--- ENTRIES PROVIDED Enclosed Below ---

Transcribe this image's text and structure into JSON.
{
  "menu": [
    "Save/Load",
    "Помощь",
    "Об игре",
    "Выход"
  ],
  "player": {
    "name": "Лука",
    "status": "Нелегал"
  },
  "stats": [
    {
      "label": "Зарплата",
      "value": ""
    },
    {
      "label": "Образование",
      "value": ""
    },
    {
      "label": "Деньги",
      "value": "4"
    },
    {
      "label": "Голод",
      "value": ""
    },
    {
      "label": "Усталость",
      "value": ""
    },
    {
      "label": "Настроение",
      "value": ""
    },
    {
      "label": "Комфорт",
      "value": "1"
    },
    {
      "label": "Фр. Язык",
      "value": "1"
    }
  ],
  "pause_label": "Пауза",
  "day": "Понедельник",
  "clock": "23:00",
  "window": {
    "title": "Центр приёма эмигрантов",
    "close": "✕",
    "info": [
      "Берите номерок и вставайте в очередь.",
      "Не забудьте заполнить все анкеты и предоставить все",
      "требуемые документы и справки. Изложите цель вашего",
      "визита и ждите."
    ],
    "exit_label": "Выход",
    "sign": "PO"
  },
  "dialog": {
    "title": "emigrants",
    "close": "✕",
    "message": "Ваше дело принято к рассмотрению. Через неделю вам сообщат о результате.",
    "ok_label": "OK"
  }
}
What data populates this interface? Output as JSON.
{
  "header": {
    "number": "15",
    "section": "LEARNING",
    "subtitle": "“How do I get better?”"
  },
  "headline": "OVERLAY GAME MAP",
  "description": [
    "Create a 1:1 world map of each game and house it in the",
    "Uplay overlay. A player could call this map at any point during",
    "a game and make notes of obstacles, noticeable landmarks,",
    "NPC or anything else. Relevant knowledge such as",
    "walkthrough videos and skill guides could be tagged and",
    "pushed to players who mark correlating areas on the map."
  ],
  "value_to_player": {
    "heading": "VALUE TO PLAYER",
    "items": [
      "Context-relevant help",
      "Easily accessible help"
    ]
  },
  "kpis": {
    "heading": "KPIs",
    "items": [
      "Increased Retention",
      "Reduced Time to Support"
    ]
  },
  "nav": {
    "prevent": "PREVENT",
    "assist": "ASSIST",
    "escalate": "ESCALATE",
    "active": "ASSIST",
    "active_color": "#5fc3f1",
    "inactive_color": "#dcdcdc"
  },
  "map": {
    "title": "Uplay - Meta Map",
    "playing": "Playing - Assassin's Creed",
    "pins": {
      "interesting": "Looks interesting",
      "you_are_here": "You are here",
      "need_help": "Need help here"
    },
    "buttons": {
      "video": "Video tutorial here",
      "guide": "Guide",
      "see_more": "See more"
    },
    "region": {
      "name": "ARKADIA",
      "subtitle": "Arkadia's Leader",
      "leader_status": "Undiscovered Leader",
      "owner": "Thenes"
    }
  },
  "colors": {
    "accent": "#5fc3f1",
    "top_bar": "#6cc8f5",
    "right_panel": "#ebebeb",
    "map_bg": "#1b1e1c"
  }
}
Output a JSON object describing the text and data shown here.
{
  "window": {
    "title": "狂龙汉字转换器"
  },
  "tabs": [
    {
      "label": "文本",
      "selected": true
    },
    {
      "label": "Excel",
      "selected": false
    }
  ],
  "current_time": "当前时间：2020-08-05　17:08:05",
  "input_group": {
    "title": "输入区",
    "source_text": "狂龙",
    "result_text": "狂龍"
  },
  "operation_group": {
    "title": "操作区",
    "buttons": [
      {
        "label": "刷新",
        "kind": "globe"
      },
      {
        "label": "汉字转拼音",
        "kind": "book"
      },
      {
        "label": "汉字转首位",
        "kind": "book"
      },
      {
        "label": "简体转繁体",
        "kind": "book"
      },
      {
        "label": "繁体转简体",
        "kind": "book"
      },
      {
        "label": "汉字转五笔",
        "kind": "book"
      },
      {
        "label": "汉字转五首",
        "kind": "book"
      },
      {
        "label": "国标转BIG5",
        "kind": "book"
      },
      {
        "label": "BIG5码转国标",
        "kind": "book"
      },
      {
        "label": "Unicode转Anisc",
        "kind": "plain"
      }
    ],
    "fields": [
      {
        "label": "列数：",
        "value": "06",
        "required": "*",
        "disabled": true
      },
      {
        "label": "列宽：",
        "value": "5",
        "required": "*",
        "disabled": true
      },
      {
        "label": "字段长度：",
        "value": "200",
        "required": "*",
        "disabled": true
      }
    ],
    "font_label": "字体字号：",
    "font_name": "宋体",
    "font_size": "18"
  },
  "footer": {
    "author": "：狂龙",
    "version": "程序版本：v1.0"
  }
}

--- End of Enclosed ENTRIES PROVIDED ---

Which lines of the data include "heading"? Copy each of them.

    "heading": "VALUE TO PLAYER",
    "heading": "KPIs",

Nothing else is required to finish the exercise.